'''

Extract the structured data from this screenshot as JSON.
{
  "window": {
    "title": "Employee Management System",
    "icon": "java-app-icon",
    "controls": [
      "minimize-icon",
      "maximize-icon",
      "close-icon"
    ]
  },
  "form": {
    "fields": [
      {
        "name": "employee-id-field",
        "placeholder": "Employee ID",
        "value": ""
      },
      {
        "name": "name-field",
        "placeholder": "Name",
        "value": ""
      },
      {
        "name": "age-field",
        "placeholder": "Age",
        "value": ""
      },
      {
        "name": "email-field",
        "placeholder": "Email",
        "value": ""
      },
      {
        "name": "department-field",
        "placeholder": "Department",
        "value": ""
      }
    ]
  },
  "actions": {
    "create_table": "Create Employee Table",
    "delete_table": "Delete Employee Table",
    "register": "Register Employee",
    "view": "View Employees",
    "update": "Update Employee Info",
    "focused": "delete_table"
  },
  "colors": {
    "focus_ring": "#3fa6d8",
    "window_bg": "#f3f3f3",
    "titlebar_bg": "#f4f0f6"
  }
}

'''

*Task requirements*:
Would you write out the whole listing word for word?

*Solution to this problem*:
Extract the structured data from this screenshot as JSON.
{
  "window": {
    "title": "Employee Management System",
    "icon": "java-app-icon",
    "controls": [
      "minimize-icon",
      "maximize-icon",
      "close-icon"
    ]
  },
  "form": {
    "fields": [
      {
        "name": "employee-id-field",
        "placeholder": "Employee ID",
        "value": ""
      },
      {
        "name": "name-field",
        "placeholder": "Name",
        "value": ""
      },
      {
        "name": "age-field",
        "placeholder": "Age",
        "value": ""
      },
      {
        "name": "email-field",
        "placeholder": "Email",
        "value": ""
      },
      {
        "name": "department-field",
        "placeholder": "Department",
        "value": ""
      }
    ]
  },
  "actions": {
    "create_table": "Create Employee Table",
    "delete_table": "Delete Employee Table",
    "register": "Register Employee",
    "view": "View Employees",
    "update": "Update Employee Info",
    "focused": "delete_table"
  },
  "colors": {
    "focus_ring": "#3fa6d8",
    "window_bg": "#f3f3f3",
    "titlebar_bg": "#f4f0f6"
  }
}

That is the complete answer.